- [Exercise objective]
From the records below, pull each line that has "units".

(Component data from apps and pages)
%%
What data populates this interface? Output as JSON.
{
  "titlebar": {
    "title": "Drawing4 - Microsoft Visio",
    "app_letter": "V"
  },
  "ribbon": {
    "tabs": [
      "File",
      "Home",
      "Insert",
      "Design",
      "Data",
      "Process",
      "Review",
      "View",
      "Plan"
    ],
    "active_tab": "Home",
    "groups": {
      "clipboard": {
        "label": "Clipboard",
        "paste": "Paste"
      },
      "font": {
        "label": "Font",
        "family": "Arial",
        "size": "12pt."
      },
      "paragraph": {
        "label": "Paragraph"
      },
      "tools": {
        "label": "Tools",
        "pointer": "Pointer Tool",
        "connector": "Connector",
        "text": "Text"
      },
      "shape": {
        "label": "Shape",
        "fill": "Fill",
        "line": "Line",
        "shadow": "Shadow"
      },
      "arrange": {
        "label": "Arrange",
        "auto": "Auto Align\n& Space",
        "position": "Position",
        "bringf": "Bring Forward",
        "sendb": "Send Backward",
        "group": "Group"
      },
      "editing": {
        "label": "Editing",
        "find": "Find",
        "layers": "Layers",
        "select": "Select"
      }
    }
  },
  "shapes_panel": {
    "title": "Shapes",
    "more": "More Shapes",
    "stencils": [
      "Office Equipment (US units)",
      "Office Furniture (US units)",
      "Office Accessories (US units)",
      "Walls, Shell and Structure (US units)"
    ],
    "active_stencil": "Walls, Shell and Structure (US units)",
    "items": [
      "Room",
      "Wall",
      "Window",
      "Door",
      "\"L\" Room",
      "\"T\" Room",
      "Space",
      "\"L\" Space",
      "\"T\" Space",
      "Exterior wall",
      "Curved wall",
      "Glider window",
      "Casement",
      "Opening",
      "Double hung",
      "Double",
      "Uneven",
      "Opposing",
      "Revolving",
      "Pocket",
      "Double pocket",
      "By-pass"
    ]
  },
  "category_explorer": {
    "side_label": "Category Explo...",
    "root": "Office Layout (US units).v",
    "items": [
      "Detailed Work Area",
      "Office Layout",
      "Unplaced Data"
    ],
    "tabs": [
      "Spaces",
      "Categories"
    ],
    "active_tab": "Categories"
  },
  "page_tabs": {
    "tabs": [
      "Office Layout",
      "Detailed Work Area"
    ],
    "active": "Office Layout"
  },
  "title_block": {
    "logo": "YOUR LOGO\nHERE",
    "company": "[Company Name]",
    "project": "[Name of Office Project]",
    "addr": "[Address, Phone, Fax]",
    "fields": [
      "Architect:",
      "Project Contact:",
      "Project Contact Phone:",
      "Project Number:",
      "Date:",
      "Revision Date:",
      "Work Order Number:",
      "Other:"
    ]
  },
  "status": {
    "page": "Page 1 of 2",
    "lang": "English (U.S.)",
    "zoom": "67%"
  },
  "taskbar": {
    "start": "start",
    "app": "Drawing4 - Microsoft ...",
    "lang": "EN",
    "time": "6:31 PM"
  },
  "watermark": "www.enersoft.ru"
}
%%
- [Result below]
      "Office Equipment (US units)",
      "Office Furniture (US units)",
      "Office Accessories (US units)",
      "Walls, Shell and Structure (US units)"
    "active_stencil": "Walls, Shell and Structure (US units)",
    "root": "Office Layout (US units).v",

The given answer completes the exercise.